DPP for Northern Ireland v Lynch [1975] AC 653 House of Lords

The appellant was ordered by Meehan, a member of the IRA, to drive a car. The appellant did not know Meehan personally but knew of his reputation. He knew that he would be shot if he did not comply. Three armed men in combats and balaclavas got into the car and the appellant drove them as directed. The three men then shot and killed a policeman. The appellant was convicted of murder, the trial judge having ruled that the defence of duress was not available in the circumstances. The Court of Appeal dismissed the appeal and the defendant appealed to the House of Lords.
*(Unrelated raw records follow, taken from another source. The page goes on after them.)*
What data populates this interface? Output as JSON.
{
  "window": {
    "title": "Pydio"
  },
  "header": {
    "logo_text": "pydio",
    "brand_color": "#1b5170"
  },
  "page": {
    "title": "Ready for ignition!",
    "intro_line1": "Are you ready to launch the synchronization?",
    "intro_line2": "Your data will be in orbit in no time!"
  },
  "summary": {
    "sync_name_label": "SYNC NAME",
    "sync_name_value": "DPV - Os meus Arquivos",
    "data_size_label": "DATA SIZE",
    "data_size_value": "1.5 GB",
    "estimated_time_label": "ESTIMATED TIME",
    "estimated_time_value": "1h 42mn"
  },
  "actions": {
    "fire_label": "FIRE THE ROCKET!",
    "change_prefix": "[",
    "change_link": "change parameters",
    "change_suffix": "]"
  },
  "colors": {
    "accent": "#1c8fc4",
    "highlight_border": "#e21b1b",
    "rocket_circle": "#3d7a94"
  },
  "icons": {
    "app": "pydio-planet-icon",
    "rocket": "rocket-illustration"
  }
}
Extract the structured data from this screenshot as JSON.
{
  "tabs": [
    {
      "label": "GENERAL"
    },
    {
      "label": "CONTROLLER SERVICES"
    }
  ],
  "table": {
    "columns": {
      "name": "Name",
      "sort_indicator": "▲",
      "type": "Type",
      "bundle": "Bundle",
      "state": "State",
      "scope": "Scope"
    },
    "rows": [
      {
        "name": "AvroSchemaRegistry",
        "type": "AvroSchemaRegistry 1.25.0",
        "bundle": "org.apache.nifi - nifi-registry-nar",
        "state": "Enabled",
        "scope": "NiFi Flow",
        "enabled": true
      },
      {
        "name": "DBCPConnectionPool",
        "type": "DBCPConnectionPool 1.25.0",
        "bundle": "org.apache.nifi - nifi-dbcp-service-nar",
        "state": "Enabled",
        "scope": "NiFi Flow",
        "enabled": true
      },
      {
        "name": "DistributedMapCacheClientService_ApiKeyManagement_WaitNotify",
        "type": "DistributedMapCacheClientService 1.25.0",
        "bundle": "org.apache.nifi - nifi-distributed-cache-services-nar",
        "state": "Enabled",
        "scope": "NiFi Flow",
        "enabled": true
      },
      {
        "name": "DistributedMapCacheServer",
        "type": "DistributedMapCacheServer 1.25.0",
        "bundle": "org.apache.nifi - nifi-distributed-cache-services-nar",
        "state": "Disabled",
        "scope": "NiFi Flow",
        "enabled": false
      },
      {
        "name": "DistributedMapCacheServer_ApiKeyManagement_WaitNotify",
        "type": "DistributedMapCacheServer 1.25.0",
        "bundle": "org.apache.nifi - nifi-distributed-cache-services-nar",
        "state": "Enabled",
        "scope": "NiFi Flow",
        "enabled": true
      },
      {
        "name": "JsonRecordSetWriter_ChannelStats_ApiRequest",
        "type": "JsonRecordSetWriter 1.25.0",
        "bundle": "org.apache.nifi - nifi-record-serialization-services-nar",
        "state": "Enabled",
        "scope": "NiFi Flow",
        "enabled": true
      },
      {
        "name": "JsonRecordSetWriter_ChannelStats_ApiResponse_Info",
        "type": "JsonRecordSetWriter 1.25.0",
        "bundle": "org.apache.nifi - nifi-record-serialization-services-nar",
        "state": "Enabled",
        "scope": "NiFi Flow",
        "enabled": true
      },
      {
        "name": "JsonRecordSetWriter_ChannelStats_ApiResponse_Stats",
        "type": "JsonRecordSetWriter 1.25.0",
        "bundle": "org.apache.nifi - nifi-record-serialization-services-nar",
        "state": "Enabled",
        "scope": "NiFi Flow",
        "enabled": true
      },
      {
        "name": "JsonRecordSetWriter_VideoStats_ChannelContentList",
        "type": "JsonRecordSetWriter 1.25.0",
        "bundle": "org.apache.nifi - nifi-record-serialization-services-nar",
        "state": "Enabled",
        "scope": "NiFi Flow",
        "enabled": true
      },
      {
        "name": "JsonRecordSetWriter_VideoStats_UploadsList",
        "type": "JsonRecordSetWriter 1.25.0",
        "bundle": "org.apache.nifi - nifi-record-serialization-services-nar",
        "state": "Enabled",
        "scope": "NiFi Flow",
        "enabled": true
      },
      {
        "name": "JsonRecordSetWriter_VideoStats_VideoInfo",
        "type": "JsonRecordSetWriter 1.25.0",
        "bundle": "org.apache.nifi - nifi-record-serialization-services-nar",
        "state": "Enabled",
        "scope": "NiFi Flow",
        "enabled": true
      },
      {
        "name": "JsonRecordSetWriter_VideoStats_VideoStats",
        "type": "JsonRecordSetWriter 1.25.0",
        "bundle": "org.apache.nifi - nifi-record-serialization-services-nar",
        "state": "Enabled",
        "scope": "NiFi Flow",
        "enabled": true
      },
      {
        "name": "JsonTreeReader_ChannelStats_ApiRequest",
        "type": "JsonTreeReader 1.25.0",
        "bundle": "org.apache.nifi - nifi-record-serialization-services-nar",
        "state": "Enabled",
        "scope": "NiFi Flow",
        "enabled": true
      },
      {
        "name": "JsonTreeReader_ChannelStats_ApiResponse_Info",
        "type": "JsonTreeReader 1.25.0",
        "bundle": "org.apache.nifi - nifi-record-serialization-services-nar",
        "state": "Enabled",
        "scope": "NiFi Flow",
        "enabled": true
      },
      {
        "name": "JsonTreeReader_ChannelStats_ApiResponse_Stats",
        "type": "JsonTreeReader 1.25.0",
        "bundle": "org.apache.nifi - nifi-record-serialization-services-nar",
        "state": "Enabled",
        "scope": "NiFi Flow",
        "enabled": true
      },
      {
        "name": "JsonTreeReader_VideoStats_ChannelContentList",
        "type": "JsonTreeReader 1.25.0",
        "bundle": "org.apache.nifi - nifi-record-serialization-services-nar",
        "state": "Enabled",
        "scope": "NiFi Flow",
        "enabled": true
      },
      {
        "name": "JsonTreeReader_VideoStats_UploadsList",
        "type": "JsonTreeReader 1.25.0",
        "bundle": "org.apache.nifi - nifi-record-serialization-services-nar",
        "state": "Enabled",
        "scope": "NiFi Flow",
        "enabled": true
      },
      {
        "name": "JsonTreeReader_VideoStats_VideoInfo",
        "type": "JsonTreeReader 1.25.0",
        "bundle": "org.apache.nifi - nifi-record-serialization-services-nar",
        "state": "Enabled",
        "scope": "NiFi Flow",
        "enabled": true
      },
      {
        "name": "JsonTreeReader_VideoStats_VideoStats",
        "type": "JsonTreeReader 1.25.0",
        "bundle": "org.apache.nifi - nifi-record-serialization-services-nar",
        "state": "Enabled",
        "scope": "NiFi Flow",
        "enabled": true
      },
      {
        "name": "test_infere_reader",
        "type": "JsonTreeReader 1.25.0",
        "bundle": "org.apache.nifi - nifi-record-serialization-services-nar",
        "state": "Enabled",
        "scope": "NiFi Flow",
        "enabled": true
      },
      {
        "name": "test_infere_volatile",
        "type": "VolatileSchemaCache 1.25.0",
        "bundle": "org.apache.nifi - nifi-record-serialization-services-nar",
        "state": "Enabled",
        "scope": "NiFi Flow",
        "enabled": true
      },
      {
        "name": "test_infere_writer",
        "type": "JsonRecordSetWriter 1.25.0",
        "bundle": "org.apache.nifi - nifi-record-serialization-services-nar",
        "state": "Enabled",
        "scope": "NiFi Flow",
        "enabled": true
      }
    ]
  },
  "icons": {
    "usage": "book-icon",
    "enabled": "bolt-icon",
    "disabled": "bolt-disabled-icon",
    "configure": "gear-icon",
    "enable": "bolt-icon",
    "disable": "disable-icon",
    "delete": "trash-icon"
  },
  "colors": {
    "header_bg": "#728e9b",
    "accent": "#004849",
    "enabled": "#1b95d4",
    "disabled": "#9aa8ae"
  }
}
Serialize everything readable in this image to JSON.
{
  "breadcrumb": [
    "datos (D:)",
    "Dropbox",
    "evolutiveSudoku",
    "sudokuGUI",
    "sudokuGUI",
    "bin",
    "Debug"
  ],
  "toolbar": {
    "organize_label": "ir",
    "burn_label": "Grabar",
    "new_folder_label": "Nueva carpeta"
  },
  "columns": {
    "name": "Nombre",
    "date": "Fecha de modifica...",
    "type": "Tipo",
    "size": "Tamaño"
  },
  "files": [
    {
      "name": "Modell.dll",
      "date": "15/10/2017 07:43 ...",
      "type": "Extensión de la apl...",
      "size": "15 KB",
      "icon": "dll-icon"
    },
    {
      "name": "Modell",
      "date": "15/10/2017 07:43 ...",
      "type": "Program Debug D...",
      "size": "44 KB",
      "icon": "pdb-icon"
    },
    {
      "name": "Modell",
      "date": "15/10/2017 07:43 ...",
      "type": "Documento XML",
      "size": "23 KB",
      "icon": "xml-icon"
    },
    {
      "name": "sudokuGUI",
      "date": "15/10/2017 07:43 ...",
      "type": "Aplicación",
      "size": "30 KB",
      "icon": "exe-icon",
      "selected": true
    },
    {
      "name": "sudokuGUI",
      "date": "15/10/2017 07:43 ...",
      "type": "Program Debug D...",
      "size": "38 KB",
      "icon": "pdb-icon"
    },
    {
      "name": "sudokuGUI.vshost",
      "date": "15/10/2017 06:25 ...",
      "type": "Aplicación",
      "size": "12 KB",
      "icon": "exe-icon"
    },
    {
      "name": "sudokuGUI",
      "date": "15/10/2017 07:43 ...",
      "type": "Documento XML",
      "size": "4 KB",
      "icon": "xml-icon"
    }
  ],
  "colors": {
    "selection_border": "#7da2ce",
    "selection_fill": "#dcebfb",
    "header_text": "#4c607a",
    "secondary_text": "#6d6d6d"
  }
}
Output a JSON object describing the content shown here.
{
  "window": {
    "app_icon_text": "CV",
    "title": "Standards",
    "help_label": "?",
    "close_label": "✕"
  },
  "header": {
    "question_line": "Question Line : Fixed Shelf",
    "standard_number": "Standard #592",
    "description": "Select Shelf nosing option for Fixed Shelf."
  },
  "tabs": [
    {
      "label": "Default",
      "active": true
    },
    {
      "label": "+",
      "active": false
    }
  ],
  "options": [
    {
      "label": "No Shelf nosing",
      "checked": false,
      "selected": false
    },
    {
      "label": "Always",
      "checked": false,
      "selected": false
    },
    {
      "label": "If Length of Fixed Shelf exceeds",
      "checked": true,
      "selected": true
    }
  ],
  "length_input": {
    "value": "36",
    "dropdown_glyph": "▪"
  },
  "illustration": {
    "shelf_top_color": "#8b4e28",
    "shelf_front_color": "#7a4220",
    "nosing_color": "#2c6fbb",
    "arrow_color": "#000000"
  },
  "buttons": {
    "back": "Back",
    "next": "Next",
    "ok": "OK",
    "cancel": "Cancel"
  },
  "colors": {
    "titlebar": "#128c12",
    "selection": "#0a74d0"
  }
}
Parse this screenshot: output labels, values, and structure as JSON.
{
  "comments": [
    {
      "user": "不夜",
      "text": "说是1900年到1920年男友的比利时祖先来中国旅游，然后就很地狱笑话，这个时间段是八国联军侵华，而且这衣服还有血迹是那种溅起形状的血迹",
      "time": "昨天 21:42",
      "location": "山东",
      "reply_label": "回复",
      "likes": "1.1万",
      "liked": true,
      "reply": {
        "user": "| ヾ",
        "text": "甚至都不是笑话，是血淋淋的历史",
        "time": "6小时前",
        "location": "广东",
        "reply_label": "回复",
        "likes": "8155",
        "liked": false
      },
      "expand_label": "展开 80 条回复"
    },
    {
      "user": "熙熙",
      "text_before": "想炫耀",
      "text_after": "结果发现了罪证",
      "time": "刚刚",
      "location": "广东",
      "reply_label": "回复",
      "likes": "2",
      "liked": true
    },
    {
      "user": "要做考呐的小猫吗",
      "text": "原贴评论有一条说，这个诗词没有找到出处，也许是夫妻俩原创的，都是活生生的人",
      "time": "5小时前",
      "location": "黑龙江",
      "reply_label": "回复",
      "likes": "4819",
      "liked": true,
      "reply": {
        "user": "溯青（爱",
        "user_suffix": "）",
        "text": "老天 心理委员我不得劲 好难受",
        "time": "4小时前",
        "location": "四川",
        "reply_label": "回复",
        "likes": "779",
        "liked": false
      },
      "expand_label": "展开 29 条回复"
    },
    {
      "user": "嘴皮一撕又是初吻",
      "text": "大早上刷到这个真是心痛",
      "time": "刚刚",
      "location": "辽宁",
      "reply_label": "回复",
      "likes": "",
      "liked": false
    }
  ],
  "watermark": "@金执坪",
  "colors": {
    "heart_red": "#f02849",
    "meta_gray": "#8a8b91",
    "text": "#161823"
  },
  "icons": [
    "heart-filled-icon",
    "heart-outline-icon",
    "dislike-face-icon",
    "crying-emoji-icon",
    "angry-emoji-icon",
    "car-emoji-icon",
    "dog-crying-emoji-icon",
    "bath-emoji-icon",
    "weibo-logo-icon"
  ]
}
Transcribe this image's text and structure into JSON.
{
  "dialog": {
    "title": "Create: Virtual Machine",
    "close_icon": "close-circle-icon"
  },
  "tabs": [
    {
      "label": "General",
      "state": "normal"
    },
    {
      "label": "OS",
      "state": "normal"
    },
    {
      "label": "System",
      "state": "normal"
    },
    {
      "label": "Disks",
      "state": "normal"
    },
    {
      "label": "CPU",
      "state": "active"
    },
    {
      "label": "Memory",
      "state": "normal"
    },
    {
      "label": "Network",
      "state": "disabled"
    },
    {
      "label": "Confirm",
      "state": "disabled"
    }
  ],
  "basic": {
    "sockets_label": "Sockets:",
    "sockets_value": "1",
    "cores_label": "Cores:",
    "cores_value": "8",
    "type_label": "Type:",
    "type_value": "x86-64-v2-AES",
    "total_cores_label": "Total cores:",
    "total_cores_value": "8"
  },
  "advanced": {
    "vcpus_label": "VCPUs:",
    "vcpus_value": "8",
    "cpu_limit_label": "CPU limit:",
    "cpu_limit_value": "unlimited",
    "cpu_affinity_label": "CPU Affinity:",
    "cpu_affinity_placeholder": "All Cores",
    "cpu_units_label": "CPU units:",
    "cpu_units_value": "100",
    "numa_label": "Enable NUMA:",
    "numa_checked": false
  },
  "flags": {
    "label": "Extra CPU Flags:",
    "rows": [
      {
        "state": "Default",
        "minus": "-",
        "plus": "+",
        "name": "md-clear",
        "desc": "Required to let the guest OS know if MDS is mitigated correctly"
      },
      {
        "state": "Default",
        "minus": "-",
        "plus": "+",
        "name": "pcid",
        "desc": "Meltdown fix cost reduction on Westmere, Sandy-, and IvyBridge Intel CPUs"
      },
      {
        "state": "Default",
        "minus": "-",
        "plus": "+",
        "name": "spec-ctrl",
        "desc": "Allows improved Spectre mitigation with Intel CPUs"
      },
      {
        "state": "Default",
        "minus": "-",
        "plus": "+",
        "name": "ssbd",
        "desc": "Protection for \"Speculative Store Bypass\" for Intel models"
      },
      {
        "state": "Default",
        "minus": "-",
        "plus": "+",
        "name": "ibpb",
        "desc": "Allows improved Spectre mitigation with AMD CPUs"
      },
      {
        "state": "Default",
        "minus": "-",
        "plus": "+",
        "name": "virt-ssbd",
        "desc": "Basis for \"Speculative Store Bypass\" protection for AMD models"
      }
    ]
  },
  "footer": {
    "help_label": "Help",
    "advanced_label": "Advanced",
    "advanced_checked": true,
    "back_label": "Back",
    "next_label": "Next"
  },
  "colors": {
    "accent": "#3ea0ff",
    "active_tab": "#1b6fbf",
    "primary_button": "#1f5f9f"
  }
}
Appeal allowed (Lord Simon and Lord Kilbrandon dissenting). The defence of duress is available to a participant to murder who does not personally do the act of killing.

Lord Morris:

“The law must, I think, take a common sense view. If someone is forced at gun-point either to be inactive or to do something positive - must the law not remember that the instinct and perhaps the duty of self-preservation is powerful and natural? I think it must. A man who is attacked is allowed within reason to take necessary steps to defend himself. The law would be censorious and inhumane which did not recognise the appalling plight of a person who perhaps suddenly finds his life in jeopardy unless he submits and obeys.”

“Though it is not possible for the law always to be worked out on coldly logical lines there may be manifest factual differences and contrasts between the situation of an aider and abettor to a killing and that of the actual killer. Let two situations be supposed. In each let it be supposed that there is a real and effective threat of death. In one a person is required under such duress to drive a car to a place or to carry a gun to a place with knowledge that at such place it is planned that X is to be killed by those who are imposing their will. In the other situation let it be supposed that a person under such duress is told that he himself must there and then kill X. In either situation there is a terrible agonising choice of evils. In the former to save his life the person drives the car, or carries the gun. He may cling to the hope that perhaps X will not be found at the place or that there will be a change of intention before the purpose is carried out, or that in some unforeseen way the dire event of a killing will be averted. The final and fatal moment of decision has not arrived. He saves his own life at a time when the loss of another life is not a certainty. In the second (if indeed it is a situation likely to arise) the person is told that to save his life he himself must personally there and then take an innocent life. It is for him to pull the trigger or otherwise personally to do the act of killing. There, I think, before allowing duress as a defence it may be that the law will have to call a halt.”
Back to lecture outline on the defence of duress in criminal law